Dermatitis, which refers to any inflammation of the skin, is a very frustrating condition for dogs and their owners, because it can be caused by so many different things and can contribute to so many different clinical signs. Dermatitis itself is not particularly difficult to diagnose, because the symptoms of skin inflammation are rather obvious. However, the underlying cause of the condition can be tricky to figure out. When a dog presents with a history of intense skin itchiness and scratching, and accompanying raw, weeping skin sores, the veterinarian will begin a systematic hunt to determine the cause of the condition. This diagnostic challenge normally begins with a thorough physical examination and history. The veterinarian will look for external factors, such as parasites and any identifiable environmental allergies. Flea bites can cause horrible dermatitis in dogs, and mange from mites can cause equally significant skin problems. The attending veterinarian will ask the owner lots of questions about the dog’s health history, travel history and diet. She will carefully examine the dog’s skin and hair coat. She may also do a skin scraping to help identify any parasites that have burroughed deep into the hair follicles. This is the best way to diagnose demodectic mange.
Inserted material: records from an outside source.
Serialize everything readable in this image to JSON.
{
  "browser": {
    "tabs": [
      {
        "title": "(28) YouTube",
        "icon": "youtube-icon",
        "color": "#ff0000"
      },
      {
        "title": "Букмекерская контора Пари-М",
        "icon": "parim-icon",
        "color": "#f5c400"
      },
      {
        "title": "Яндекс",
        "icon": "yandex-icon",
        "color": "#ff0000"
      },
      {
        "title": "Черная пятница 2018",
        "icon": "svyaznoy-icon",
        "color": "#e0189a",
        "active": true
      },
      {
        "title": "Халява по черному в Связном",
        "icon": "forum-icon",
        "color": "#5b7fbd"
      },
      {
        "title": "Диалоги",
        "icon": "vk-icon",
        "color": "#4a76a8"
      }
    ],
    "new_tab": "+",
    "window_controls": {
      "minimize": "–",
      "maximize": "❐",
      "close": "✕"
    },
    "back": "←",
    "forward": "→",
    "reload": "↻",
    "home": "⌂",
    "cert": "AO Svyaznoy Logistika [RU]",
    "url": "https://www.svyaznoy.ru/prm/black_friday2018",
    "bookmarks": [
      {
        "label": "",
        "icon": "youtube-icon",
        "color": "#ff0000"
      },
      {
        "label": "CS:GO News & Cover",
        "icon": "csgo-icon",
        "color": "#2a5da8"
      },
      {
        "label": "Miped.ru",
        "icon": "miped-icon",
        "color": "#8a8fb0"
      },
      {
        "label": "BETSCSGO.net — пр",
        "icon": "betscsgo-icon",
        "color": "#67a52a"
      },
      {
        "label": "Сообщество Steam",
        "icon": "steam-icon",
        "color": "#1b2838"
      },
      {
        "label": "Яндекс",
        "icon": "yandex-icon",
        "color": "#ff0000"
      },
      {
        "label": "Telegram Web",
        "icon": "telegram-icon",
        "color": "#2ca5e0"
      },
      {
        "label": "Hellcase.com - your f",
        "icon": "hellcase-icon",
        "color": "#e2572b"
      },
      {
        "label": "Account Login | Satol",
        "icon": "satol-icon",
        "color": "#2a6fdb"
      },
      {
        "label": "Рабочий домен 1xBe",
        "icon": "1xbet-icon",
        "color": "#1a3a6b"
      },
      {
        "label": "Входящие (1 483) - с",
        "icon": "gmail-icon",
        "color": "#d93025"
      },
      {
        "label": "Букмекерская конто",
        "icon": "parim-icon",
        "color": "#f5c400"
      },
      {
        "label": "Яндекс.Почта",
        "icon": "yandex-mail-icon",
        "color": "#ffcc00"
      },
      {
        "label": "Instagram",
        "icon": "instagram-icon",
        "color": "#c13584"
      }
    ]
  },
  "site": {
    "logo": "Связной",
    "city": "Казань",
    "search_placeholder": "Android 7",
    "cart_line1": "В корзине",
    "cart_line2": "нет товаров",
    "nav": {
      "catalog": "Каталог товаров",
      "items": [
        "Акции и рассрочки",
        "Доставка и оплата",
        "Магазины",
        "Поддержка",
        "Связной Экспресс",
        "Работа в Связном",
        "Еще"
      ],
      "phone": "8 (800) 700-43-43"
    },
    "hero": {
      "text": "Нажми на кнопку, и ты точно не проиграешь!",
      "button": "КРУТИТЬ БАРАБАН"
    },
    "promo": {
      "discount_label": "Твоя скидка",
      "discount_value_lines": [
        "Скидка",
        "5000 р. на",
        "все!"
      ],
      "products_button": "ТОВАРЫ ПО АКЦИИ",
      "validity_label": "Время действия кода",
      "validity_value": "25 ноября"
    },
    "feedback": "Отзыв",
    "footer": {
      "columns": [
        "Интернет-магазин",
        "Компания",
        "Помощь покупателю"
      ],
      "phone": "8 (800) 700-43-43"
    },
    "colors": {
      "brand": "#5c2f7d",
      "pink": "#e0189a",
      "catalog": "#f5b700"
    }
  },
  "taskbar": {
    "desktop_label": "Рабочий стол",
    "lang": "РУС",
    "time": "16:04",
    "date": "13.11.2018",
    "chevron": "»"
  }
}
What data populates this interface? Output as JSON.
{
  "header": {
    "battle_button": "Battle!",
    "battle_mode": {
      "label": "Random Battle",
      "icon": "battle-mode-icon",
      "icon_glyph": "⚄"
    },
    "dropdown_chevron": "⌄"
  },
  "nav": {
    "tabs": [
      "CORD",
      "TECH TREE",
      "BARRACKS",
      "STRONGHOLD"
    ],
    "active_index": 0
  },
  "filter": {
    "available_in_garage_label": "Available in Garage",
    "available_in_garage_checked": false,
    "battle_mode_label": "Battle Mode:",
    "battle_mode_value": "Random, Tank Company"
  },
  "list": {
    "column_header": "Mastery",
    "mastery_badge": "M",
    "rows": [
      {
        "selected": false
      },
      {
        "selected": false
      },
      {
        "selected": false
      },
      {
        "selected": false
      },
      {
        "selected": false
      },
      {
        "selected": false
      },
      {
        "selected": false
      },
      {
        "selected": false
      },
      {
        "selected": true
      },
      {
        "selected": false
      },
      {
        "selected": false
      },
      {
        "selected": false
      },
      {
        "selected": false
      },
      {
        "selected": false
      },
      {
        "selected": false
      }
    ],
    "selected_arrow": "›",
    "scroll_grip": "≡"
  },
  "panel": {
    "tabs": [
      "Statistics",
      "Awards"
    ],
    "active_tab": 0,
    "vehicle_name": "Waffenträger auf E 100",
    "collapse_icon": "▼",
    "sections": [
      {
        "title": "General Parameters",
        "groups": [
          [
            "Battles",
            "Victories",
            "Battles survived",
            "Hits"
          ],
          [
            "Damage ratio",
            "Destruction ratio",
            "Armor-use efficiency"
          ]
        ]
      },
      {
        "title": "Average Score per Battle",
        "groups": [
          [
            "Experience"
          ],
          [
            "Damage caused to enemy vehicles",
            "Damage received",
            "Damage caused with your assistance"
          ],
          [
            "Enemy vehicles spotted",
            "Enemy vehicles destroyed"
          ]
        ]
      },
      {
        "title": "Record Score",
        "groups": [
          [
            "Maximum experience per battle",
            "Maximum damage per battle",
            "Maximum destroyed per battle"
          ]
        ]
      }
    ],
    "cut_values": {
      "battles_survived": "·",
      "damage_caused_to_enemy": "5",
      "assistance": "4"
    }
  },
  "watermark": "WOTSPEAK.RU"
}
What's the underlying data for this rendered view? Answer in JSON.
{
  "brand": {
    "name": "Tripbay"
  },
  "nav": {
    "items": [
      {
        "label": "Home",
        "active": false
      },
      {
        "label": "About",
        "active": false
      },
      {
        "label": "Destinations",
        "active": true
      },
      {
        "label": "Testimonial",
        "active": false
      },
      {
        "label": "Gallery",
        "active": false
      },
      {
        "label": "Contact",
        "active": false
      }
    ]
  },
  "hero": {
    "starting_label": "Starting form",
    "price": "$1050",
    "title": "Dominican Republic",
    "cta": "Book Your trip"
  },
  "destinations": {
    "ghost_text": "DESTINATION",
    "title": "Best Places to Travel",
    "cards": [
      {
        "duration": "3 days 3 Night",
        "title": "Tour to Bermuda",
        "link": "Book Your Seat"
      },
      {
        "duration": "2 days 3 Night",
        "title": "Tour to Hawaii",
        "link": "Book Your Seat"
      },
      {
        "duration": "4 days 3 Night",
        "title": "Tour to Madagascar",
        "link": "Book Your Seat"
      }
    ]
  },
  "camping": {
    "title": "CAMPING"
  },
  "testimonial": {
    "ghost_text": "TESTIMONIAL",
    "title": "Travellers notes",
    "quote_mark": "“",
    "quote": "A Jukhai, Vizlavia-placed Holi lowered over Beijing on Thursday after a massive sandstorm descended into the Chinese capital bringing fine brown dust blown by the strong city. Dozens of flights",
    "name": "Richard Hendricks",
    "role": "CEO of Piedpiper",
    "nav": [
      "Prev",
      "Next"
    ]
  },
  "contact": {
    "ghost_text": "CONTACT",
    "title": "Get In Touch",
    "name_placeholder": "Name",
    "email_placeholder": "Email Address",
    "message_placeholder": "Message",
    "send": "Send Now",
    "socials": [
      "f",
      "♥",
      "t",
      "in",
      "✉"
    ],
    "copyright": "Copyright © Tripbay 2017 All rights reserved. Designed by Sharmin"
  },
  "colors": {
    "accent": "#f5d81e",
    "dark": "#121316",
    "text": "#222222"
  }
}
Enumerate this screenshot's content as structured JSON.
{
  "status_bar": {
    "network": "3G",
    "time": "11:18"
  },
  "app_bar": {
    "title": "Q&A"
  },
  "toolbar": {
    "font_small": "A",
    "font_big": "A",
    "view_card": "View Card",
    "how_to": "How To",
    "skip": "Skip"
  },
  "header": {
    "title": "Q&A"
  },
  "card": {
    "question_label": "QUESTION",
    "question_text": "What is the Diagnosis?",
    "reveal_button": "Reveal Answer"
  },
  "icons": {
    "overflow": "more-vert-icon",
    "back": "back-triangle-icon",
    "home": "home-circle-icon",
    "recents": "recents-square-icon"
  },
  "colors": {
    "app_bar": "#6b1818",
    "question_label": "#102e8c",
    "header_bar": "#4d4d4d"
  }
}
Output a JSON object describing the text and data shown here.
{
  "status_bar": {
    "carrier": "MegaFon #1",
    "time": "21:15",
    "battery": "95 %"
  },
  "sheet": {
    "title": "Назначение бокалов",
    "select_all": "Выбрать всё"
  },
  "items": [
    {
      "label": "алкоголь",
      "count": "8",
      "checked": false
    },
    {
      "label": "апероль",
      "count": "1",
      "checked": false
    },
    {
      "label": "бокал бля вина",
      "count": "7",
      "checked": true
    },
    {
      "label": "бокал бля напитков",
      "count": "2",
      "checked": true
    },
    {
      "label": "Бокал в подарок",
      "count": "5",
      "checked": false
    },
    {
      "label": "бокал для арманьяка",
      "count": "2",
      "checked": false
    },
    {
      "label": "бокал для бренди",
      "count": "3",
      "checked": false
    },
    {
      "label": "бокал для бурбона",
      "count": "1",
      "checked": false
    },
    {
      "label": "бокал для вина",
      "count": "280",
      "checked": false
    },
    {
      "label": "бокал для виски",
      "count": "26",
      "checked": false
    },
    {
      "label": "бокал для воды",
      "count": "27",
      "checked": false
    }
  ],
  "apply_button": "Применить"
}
If no obvious cause of skin inflammation is found during the initial history and physical examination, the search will go on. Blood and urine samples can be taken to help to rule out systemic causes of dermatitis, such as hyperadrenocorticism (Cushing’s Disease), diabetes, kidney disease or hypothyroidism. If the results of routine blood and urine tests are normal, the veterinarian probably will next focus on possible causes of hypersensitivity (allergic) reactions that commonly contribute to skin inflammation. Dietary changes, including an elimination diet protocol, may be recommended to determine whether the dog has allergies to particular food ingredients. This involves feeding the dog only a few ingredients at first, such as rice and boiled chicken, and then gradually adding one more ingredient at a time, assessing the dog’s skin reaction along the way. Elimination diet trials take a long time and lots of patience on the part of the owner, and the dog. Skin biopsies may be taken in resistant cases, although this is not usually necessary and rarely done to diagnose skin problems in dogs.
Sometimes, the underlying cause of canine dermatitis will never be discovered. In those cases, prescription oral and topical medications and shampoos may be used to help reduce the severity of the symptoms. If left untreated, dermatitis can cause so much discomfort that the dog scratches, bites and digs at its skin, causing self-trauma and weeping wounds that are ripe sites for secondary bacterial skin infections. If your pet shows signs of skin problems, make an appointment with your veterinarian as soon as possible.